**Aim of the exercise:**
Give back each entry unchanged, minus pictures.

**Component data from apps and pages:**
——————

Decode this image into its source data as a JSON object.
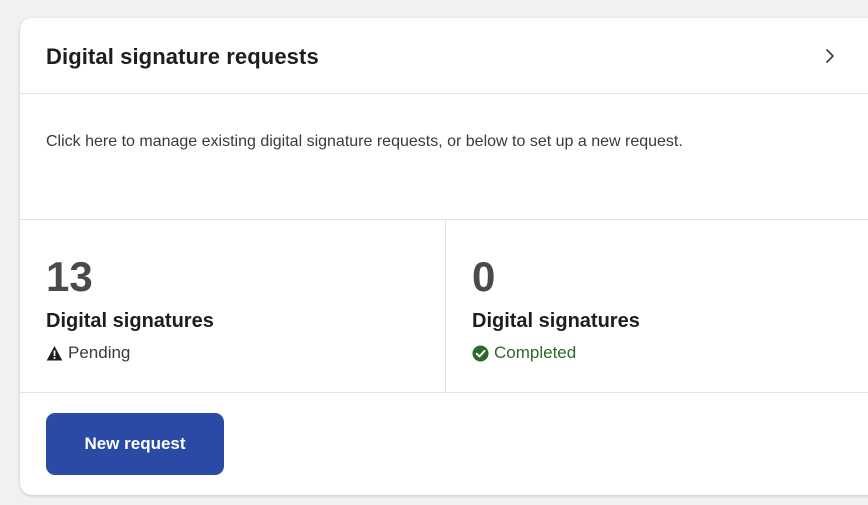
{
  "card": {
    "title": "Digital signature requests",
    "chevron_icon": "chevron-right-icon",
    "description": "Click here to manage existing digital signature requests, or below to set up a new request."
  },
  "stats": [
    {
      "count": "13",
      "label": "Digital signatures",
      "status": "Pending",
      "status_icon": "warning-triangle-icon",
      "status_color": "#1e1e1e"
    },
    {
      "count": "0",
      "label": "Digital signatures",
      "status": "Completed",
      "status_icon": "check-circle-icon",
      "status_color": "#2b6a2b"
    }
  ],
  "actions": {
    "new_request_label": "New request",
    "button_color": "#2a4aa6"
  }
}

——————

**Exercise output:**
Decode this image into its source data as a JSON object.
{
  "card": {
    "title": "Digital signature requests",
    "chevron_icon": "chevron-right-icon",
    "description": "Click here to manage existing digital signature requests, or below to set up a new request."
  },
  "stats": [
    {
      "count": "13",
      "label": "Digital signatures",
      "status": "Pending",
      "status_icon": "warning-triangle-icon",
      "status_color": "#1e1e1e"
    },
    {
      "count": "0",
      "label": "Digital signatures",
      "status": "Completed",
      "status_icon": "check-circle-icon",
      "status_color": "#2b6a2b"
    }
  ],
  "actions": {
    "new_request_label": "New request",
    "button_color": "#2a4aa6"
  }
}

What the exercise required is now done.